Recorded information START

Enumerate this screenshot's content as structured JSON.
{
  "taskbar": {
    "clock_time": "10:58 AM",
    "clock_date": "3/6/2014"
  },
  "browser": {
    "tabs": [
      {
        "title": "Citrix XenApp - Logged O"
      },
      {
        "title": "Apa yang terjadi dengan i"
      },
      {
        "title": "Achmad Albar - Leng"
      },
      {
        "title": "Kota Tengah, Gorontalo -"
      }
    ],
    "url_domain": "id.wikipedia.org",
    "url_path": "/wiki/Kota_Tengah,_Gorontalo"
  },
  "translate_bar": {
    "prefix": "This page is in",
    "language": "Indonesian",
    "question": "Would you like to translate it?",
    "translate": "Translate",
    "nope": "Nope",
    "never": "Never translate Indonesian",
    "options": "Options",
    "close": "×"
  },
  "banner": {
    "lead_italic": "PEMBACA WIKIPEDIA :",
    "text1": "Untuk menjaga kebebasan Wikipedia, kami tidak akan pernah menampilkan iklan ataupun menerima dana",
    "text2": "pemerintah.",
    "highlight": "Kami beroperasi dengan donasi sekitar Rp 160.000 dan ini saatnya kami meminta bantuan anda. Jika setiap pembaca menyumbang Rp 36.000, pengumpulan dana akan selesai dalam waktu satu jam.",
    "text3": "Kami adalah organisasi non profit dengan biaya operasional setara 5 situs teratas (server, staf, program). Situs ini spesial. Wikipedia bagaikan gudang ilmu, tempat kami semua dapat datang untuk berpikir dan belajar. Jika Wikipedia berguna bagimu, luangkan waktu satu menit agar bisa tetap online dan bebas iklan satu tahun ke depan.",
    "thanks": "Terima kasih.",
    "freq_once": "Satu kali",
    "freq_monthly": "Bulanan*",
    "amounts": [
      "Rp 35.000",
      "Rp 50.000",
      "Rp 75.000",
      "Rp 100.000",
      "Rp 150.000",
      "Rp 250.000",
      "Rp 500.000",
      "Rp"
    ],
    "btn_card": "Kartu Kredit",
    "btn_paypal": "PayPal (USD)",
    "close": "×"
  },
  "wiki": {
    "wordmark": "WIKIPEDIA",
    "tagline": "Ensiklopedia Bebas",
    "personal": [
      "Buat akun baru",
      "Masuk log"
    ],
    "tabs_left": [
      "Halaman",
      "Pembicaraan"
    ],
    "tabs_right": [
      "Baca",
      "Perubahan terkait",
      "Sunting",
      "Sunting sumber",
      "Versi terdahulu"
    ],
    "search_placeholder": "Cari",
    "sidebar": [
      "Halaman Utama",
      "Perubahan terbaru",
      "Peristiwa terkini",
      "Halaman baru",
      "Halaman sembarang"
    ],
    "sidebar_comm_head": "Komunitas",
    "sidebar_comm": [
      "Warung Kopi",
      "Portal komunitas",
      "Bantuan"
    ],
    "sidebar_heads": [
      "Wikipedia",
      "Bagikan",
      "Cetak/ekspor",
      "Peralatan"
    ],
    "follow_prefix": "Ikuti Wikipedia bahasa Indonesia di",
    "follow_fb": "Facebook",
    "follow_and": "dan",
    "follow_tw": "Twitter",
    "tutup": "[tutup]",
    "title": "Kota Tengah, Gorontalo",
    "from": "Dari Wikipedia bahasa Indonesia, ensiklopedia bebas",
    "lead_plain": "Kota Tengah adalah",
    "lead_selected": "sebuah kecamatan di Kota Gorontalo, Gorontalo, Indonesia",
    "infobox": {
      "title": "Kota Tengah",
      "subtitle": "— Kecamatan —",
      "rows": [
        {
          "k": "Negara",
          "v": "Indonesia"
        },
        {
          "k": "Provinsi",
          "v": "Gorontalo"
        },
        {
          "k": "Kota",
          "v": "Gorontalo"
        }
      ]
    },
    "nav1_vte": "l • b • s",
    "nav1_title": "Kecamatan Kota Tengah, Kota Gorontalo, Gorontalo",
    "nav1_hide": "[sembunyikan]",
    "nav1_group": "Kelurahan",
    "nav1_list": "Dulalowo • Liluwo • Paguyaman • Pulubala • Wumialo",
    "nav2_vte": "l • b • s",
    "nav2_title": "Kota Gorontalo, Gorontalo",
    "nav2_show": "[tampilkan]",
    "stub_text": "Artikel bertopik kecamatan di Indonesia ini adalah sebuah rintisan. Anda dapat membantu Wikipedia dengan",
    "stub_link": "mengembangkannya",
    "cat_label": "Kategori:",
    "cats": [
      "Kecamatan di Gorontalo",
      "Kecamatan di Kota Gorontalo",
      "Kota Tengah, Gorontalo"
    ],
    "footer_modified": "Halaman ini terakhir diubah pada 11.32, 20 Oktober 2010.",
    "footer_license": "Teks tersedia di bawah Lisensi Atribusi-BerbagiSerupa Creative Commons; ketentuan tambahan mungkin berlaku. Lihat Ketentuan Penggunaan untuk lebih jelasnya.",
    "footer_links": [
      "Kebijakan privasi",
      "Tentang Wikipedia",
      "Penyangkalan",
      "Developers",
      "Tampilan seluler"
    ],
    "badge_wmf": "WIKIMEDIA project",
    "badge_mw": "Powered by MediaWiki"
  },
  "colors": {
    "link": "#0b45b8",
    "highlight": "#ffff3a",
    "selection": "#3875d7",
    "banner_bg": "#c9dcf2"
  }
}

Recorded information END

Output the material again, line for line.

Enumerate this screenshot's content as structured JSON.
{
  "taskbar": {
    "clock_time": "10:58 AM",
    "clock_date": "3/6/2014"
  },
  "browser": {
    "tabs": [
      {
        "title": "Citrix XenApp - Logged O"
      },
      {
        "title": "Apa yang terjadi dengan i"
      },
      {
        "title": "Achmad Albar - Leng"
      },
      {
        "title": "Kota Tengah, Gorontalo -"
      }
    ],
    "url_domain": "id.wikipedia.org",
    "url_path": "/wiki/Kota_Tengah,_Gorontalo"
  },
  "translate_bar": {
    "prefix": "This page is in",
    "language": "Indonesian",
    "question": "Would you like to translate it?",
    "translate": "Translate",
    "nope": "Nope",
    "never": "Never translate Indonesian",
    "options": "Options",
    "close": "×"
  },
  "banner": {
    "lead_italic": "PEMBACA WIKIPEDIA :",
    "text1": "Untuk menjaga kebebasan Wikipedia, kami tidak akan pernah menampilkan iklan ataupun menerima dana",
    "text2": "pemerintah.",
    "highlight": "Kami beroperasi dengan donasi sekitar Rp 160.000 dan ini saatnya kami meminta bantuan anda. Jika setiap pembaca menyumbang Rp 36.000, pengumpulan dana akan selesai dalam waktu satu jam.",
    "text3": "Kami adalah organisasi non profit dengan biaya operasional setara 5 situs teratas (server, staf, program). Situs ini spesial. Wikipedia bagaikan gudang ilmu, tempat kami semua dapat datang untuk berpikir dan belajar. Jika Wikipedia berguna bagimu, luangkan waktu satu menit agar bisa tetap online dan bebas iklan satu tahun ke depan.",
    "thanks": "Terima kasih.",
    "freq_once": "Satu kali",
    "freq_monthly": "Bulanan*",
    "amounts": [
      "Rp 35.000",
      "Rp 50.000",
      "Rp 75.000",
      "Rp 100.000",
      "Rp 150.000",
      "Rp 250.000",
      "Rp 500.000",
      "Rp"
    ],
    "btn_card": "Kartu Kredit",
    "btn_paypal": "PayPal (USD)",
    "close": "×"
  },
  "wiki": {
    "wordmark": "WIKIPEDIA",
    "tagline": "Ensiklopedia Bebas",
    "personal": [
      "Buat akun baru",
      "Masuk log"
    ],
    "tabs_left": [
      "Halaman",
      "Pembicaraan"
    ],
    "tabs_right": [
      "Baca",
      "Perubahan terkait",
      "Sunting",
      "Sunting sumber",
      "Versi terdahulu"
    ],
    "search_placeholder": "Cari",
    "sidebar": [
      "Halaman Utama",
      "Perubahan terbaru",
      "Peristiwa terkini",
      "Halaman baru",
      "Halaman sembarang"
    ],
    "sidebar_comm_head": "Komunitas",
    "sidebar_comm": [
      "Warung Kopi",
      "Portal komunitas",
      "Bantuan"
    ],
    "sidebar_heads": [
      "Wikipedia",
      "Bagikan",
      "Cetak/ekspor",
      "Peralatan"
    ],
    "follow_prefix": "Ikuti Wikipedia bahasa Indonesia di",
    "follow_fb": "Facebook",
    "follow_and": "dan",
    "follow_tw": "Twitter",
    "tutup": "[tutup]",
    "title": "Kota Tengah, Gorontalo",
    "from": "Dari Wikipedia bahasa Indonesia, ensiklopedia bebas",
    "lead_plain": "Kota Tengah adalah",
    "lead_selected": "sebuah kecamatan di Kota Gorontalo, Gorontalo, Indonesia",
    "infobox": {
      "title": "Kota Tengah",
      "subtitle": "— Kecamatan —",
      "rows": [
        {
          "k": "Negara",
          "v": "Indonesia"
        },
        {
          "k": "Provinsi",
          "v": "Gorontalo"
        },
        {
          "k": "Kota",
          "v": "Gorontalo"
        }
      ]
    },
    "nav1_vte": "l • b • s",
    "nav1_title": "Kecamatan Kota Tengah, Kota Gorontalo, Gorontalo",
    "nav1_hide": "[sembunyikan]",
    "nav1_group": "Kelurahan",
    "nav1_list": "Dulalowo • Liluwo • Paguyaman • Pulubala • Wumialo",
    "nav2_vte": "l • b • s",
    "nav2_title": "Kota Gorontalo, Gorontalo",
    "nav2_show": "[tampilkan]",
    "stub_text": "Artikel bertopik kecamatan di Indonesia ini adalah sebuah rintisan. Anda dapat membantu Wikipedia dengan",
    "stub_link": "mengembangkannya",
    "cat_label": "Kategori:",
    "cats": [
      "Kecamatan di Gorontalo",
      "Kecamatan di Kota Gorontalo",
      "Kota Tengah, Gorontalo"
    ],
    "footer_modified": "Halaman ini terakhir diubah pada 11.32, 20 Oktober 2010.",
    "footer_license": "Teks tersedia di bawah Lisensi Atribusi-BerbagiSerupa Creative Commons; ketentuan tambahan mungkin berlaku. Lihat Ketentuan Penggunaan untuk lebih jelasnya.",
    "footer_links": [
      "Kebijakan privasi",
      "Tentang Wikipedia",
      "Penyangkalan",
      "Developers",
      "Tampilan seluler"
    ],
    "badge_wmf": "WIKIMEDIA project",
    "badge_mw": "Powered by MediaWiki"
  },
  "colors": {
    "link": "#0b45b8",
    "highlight": "#ffff3a",
    "selection": "#3875d7",
    "banner_bg": "#c9dcf2"
  }
}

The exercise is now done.